_TASK DIRECTIONS_: In the copy, keep every line below as it is and leave out the pictures.

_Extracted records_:
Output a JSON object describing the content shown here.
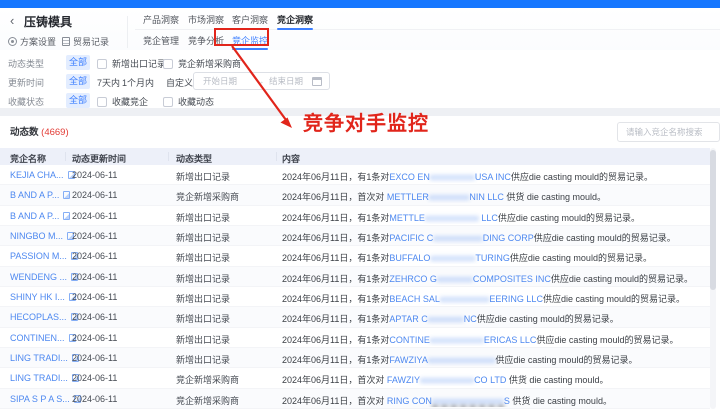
{
  "icons": {
    "back": "‹",
    "range_arrow": "→"
  },
  "colors": {
    "topbar": "#1677ff",
    "accent_blue": "#3d7fff",
    "link_blue": "#4d88f0",
    "annotation_red": "#e1251b",
    "count_red": "#e23b35"
  },
  "header": {
    "title": "压铸模具",
    "actions": [
      {
        "label": "方案设置"
      },
      {
        "label": "贸易记录"
      }
    ],
    "primary_tabs": [
      {
        "label": "产品洞察",
        "active": false
      },
      {
        "label": "市场洞察",
        "active": false
      },
      {
        "label": "客户洞察",
        "active": false
      },
      {
        "label": "竞企洞察",
        "active": true
      }
    ],
    "secondary_tabs": [
      {
        "label": "竞企管理",
        "active": false
      },
      {
        "label": "竞争分析",
        "active": false
      },
      {
        "label": "竞企监控",
        "active": true
      }
    ]
  },
  "filters": {
    "type_row": {
      "label": "动态类型",
      "all": "全部",
      "checkboxes": [
        "新增出口记录",
        "竞企新增采购商"
      ]
    },
    "time_row": {
      "label": "更新时间",
      "all": "全部",
      "options": [
        "7天内",
        "1个月内",
        "自定义"
      ],
      "start_placeholder": "开始日期",
      "end_placeholder": "结束日期"
    },
    "favorite_row": {
      "label": "收藏状态",
      "all": "全部",
      "checkboxes": [
        "收藏竞企",
        "收藏动态"
      ]
    }
  },
  "annotation": {
    "text": "竞争对手监控"
  },
  "list": {
    "count_label": "动态数",
    "count": "(4669)",
    "search_placeholder": "请输入竞企名称搜索",
    "columns": [
      "竞企名称",
      "动态更新时间",
      "动态类型",
      "内容"
    ],
    "rows": [
      {
        "name": "KEJIA CHA...",
        "date": "2024-06-11",
        "type": "新增出口记录",
        "content": [
          {
            "t": "2024年06月11日，有1条对",
            "s": "t"
          },
          {
            "t": "EXCO EN",
            "s": "l"
          },
          {
            "t": "xxxxxxxxxx",
            "s": "b"
          },
          {
            "t": "USA INC",
            "s": "l"
          },
          {
            "t": "供应die casting mould的贸易记录。",
            "s": "t"
          }
        ]
      },
      {
        "name": "B AND A P...",
        "date": "2024-06-11",
        "type": "竞企新增采购商",
        "content": [
          {
            "t": "2024年06月11日，首次对 ",
            "s": "t"
          },
          {
            "t": "METTLER",
            "s": "l"
          },
          {
            "t": "xxxxxxxxx",
            "s": "b"
          },
          {
            "t": "NIN LLC",
            "s": "l"
          },
          {
            "t": " 供货 die casting mould。",
            "s": "t"
          }
        ]
      },
      {
        "name": "B AND A P...",
        "date": "2024-06-11",
        "type": "新增出口记录",
        "content": [
          {
            "t": "2024年06月11日，有1条对",
            "s": "t"
          },
          {
            "t": "METTLE",
            "s": "l"
          },
          {
            "t": "xxxxxxxxxxxx",
            "s": "b"
          },
          {
            "t": " LLC",
            "s": "l"
          },
          {
            "t": "供应die casting mould的贸易记录。",
            "s": "t"
          }
        ]
      },
      {
        "name": "NINGBO M...",
        "date": "2024-06-11",
        "type": "新增出口记录",
        "content": [
          {
            "t": "2024年06月11日，有1条对",
            "s": "t"
          },
          {
            "t": "PACIFIC C",
            "s": "l"
          },
          {
            "t": "xxxxxxxxxxx",
            "s": "b"
          },
          {
            "t": "DING CORP",
            "s": "l"
          },
          {
            "t": "供应die casting mould的贸易记录。",
            "s": "t"
          }
        ]
      },
      {
        "name": "PASSION M...",
        "date": "2024-06-11",
        "type": "新增出口记录",
        "content": [
          {
            "t": "2024年06月11日，有1条对",
            "s": "t"
          },
          {
            "t": "BUFFALO",
            "s": "l"
          },
          {
            "t": "xxxxxxxxxx",
            "s": "b"
          },
          {
            "t": "TURING",
            "s": "l"
          },
          {
            "t": "供应die casting mould的贸易记录。",
            "s": "t"
          }
        ]
      },
      {
        "name": "WENDENG ...",
        "date": "2024-06-11",
        "type": "新增出口记录",
        "content": [
          {
            "t": "2024年06月11日，有1条对",
            "s": "t"
          },
          {
            "t": "ZEHRCO G",
            "s": "l"
          },
          {
            "t": "xxxxxxxx",
            "s": "b"
          },
          {
            "t": "COMPOSITES INC",
            "s": "l"
          },
          {
            "t": "供应die casting mould的贸易记录。",
            "s": "t"
          }
        ]
      },
      {
        "name": "SHINY HK I...",
        "date": "2024-06-11",
        "type": "新增出口记录",
        "content": [
          {
            "t": "2024年06月11日，有1条对",
            "s": "t"
          },
          {
            "t": "BEACH SAL",
            "s": "l"
          },
          {
            "t": "xxxxxxxxxxx",
            "s": "b"
          },
          {
            "t": "EERING LLC",
            "s": "l"
          },
          {
            "t": "供应die casting mould的贸易记录。",
            "s": "t"
          }
        ]
      },
      {
        "name": "HECOPLAS...",
        "date": "2024-06-11",
        "type": "新增出口记录",
        "content": [
          {
            "t": "2024年06月11日，有1条对",
            "s": "t"
          },
          {
            "t": "APTAR C",
            "s": "l"
          },
          {
            "t": "xxxxxxxx",
            "s": "b"
          },
          {
            "t": "NC",
            "s": "l"
          },
          {
            "t": "供应die casting mould的贸易记录。",
            "s": "t"
          }
        ]
      },
      {
        "name": "CONTINEN...",
        "date": "2024-06-11",
        "type": "新增出口记录",
        "content": [
          {
            "t": "2024年06月11日，有1条对",
            "s": "t"
          },
          {
            "t": "CONTINE",
            "s": "l"
          },
          {
            "t": "xxxxxxxxxxxx",
            "s": "b"
          },
          {
            "t": "ERICAS LLC",
            "s": "l"
          },
          {
            "t": "供应die casting mould的贸易记录。",
            "s": "t"
          }
        ]
      },
      {
        "name": "LING TRADI...",
        "date": "2024-06-11",
        "type": "新增出口记录",
        "content": [
          {
            "t": "2024年06月11日，有1条对",
            "s": "t"
          },
          {
            "t": "FAWZIYA",
            "s": "l"
          },
          {
            "t": "xxxxxxxxxxxxxxx",
            "s": "b"
          },
          {
            "t": "供应die casting mould的贸易记录。",
            "s": "t"
          }
        ]
      },
      {
        "name": "LING TRADI...",
        "date": "2024-06-11",
        "type": "竞企新增采购商",
        "content": [
          {
            "t": "2024年06月11日，首次对 ",
            "s": "t"
          },
          {
            "t": "FAWZIY",
            "s": "l"
          },
          {
            "t": "xxxxxxxxxxxx",
            "s": "b"
          },
          {
            "t": "CO LTD",
            "s": "l"
          },
          {
            "t": " 供货 die casting mould。",
            "s": "t"
          }
        ]
      },
      {
        "name": "SIPA S P A S...",
        "date": "2024-06-11",
        "type": "竞企新增采购商",
        "content": [
          {
            "t": "2024年06月11日，首次对 ",
            "s": "t"
          },
          {
            "t": "RING CON",
            "s": "l"
          },
          {
            "t": "xxxxxxxxxxxxxxxx",
            "s": "bd"
          },
          {
            "t": "S",
            "s": "l"
          },
          {
            "t": " 供货 die casting mould。",
            "s": "t"
          }
        ]
      }
    ]
  }
}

_EXERCISE RESULT_:
Output a JSON object describing the content shown here.
{
  "icons": {
    "back": "‹",
    "range_arrow": "→"
  },
  "colors": {
    "topbar": "#1677ff",
    "accent_blue": "#3d7fff",
    "link_blue": "#4d88f0",
    "annotation_red": "#e1251b",
    "count_red": "#e23b35"
  },
  "header": {
    "title": "压铸模具",
    "actions": [
      {
        "label": "方案设置"
      },
      {
        "label": "贸易记录"
      }
    ],
    "primary_tabs": [
      {
        "label": "产品洞察",
        "active": false
      },
      {
        "label": "市场洞察",
        "active": false
      },
      {
        "label": "客户洞察",
        "active": false
      },
      {
        "label": "竞企洞察",
        "active": true
      }
    ],
    "secondary_tabs": [
      {
        "label": "竞企管理",
        "active": false
      },
      {
        "label": "竞争分析",
        "active": false
      },
      {
        "label": "竞企监控",
        "active": true
      }
    ]
  },
  "filters": {
    "type_row": {
      "label": "动态类型",
      "all": "全部",
      "checkboxes": [
        "新增出口记录",
        "竞企新增采购商"
      ]
    },
    "time_row": {
      "label": "更新时间",
      "all": "全部",
      "options": [
        "7天内",
        "1个月内",
        "自定义"
      ],
      "start_placeholder": "开始日期",
      "end_placeholder": "结束日期"
    },
    "favorite_row": {
      "label": "收藏状态",
      "all": "全部",
      "checkboxes": [
        "收藏竞企",
        "收藏动态"
      ]
    }
  },
  "annotation": {
    "text": "竞争对手监控"
  },
  "list": {
    "count_label": "动态数",
    "count": "(4669)",
    "search_placeholder": "请输入竞企名称搜索",
    "columns": [
      "竞企名称",
      "动态更新时间",
      "动态类型",
      "内容"
    ],
    "rows": [
      {
        "name": "KEJIA CHA...",
        "date": "2024-06-11",
        "type": "新增出口记录",
        "content": [
          {
            "t": "2024年06月11日，有1条对",
            "s": "t"
          },
          {
            "t": "EXCO EN",
            "s": "l"
          },
          {
            "t": "xxxxxxxxxx",
            "s": "b"
          },
          {
            "t": "USA INC",
            "s": "l"
          },
          {
            "t": "供应die casting mould的贸易记录。",
            "s": "t"
          }
        ]
      },
      {
        "name": "B AND A P...",
        "date": "2024-06-11",
        "type": "竞企新增采购商",
        "content": [
          {
            "t": "2024年06月11日，首次对 ",
            "s": "t"
          },
          {
            "t": "METTLER",
            "s": "l"
          },
          {
            "t": "xxxxxxxxx",
            "s": "b"
          },
          {
            "t": "NIN LLC",
            "s": "l"
          },
          {
            "t": " 供货 die casting mould。",
            "s": "t"
          }
        ]
      },
      {
        "name": "B AND A P...",
        "date": "2024-06-11",
        "type": "新增出口记录",
        "content": [
          {
            "t": "2024年06月11日，有1条对",
            "s": "t"
          },
          {
            "t": "METTLE",
            "s": "l"
          },
          {
            "t": "xxxxxxxxxxxx",
            "s": "b"
          },
          {
            "t": " LLC",
            "s": "l"
          },
          {
            "t": "供应die casting mould的贸易记录。",
            "s": "t"
          }
        ]
      },
      {
        "name": "NINGBO M...",
        "date": "2024-06-11",
        "type": "新增出口记录",
        "content": [
          {
            "t": "2024年06月11日，有1条对",
            "s": "t"
          },
          {
            "t": "PACIFIC C",
            "s": "l"
          },
          {
            "t": "xxxxxxxxxxx",
            "s": "b"
          },
          {
            "t": "DING CORP",
            "s": "l"
          },
          {
            "t": "供应die casting mould的贸易记录。",
            "s": "t"
          }
        ]
      },
      {
        "name": "PASSION M...",
        "date": "2024-06-11",
        "type": "新增出口记录",
        "content": [
          {
            "t": "2024年06月11日，有1条对",
            "s": "t"
          },
          {
            "t": "BUFFALO",
            "s": "l"
          },
          {
            "t": "xxxxxxxxxx",
            "s": "b"
          },
          {
            "t": "TURING",
            "s": "l"
          },
          {
            "t": "供应die casting mould的贸易记录。",
            "s": "t"
          }
        ]
      },
      {
        "name": "WENDENG ...",
        "date": "2024-06-11",
        "type": "新增出口记录",
        "content": [
          {
            "t": "2024年06月11日，有1条对",
            "s": "t"
          },
          {
            "t": "ZEHRCO G",
            "s": "l"
          },
          {
            "t": "xxxxxxxx",
            "s": "b"
          },
          {
            "t": "COMPOSITES INC",
            "s": "l"
          },
          {
            "t": "供应die casting mould的贸易记录。",
            "s": "t"
          }
        ]
      },
      {
        "name": "SHINY HK I...",
        "date": "2024-06-11",
        "type": "新增出口记录",
        "content": [
          {
            "t": "2024年06月11日，有1条对",
            "s": "t"
          },
          {
            "t": "BEACH SAL",
            "s": "l"
          },
          {
            "t": "xxxxxxxxxxx",
            "s": "b"
          },
          {
            "t": "EERING LLC",
            "s": "l"
          },
          {
            "t": "供应die casting mould的贸易记录。",
            "s": "t"
          }
        ]
      },
      {
        "name": "HECOPLAS...",
        "date": "2024-06-11",
        "type": "新增出口记录",
        "content": [
          {
            "t": "2024年06月11日，有1条对",
            "s": "t"
          },
          {
            "t": "APTAR C",
            "s": "l"
          },
          {
            "t": "xxxxxxxx",
            "s": "b"
          },
          {
            "t": "NC",
            "s": "l"
          },
          {
            "t": "供应die casting mould的贸易记录。",
            "s": "t"
          }
        ]
      },
      {
        "name": "CONTINEN...",
        "date": "2024-06-11",
        "type": "新增出口记录",
        "content": [
          {
            "t": "2024年06月11日，有1条对",
            "s": "t"
          },
          {
            "t": "CONTINE",
            "s": "l"
          },
          {
            "t": "xxxxxxxxxxxx",
            "s": "b"
          },
          {
            "t": "ERICAS LLC",
            "s": "l"
          },
          {
            "t": "供应die casting mould的贸易记录。",
            "s": "t"
          }
        ]
      },
      {
        "name": "LING TRADI...",
        "date": "2024-06-11",
        "type": "新增出口记录",
        "content": [
          {
            "t": "2024年06月11日，有1条对",
            "s": "t"
          },
          {
            "t": "FAWZIYA",
            "s": "l"
          },
          {
            "t": "xxxxxxxxxxxxxxx",
            "s": "b"
          },
          {
            "t": "供应die casting mould的贸易记录。",
            "s": "t"
          }
        ]
      },
      {
        "name": "LING TRADI...",
        "date": "2024-06-11",
        "type": "竞企新增采购商",
        "content": [
          {
            "t": "2024年06月11日，首次对 ",
            "s": "t"
          },
          {
            "t": "FAWZIY",
            "s": "l"
          },
          {
            "t": "xxxxxxxxxxxx",
            "s": "b"
          },
          {
            "t": "CO LTD",
            "s": "l"
          },
          {
            "t": " 供货 die casting mould。",
            "s": "t"
          }
        ]
      },
      {
        "name": "SIPA S P A S...",
        "date": "2024-06-11",
        "type": "竞企新增采购商",
        "content": [
          {
            "t": "2024年06月11日，首次对 ",
            "s": "t"
          },
          {
            "t": "RING CON",
            "s": "l"
          },
          {
            "t": "xxxxxxxxxxxxxxxx",
            "s": "bd"
          },
          {
            "t": "S",
            "s": "l"
          },
          {
            "t": " 供货 die casting mould。",
            "s": "t"
          }
        ]
      }
    ]
  }
}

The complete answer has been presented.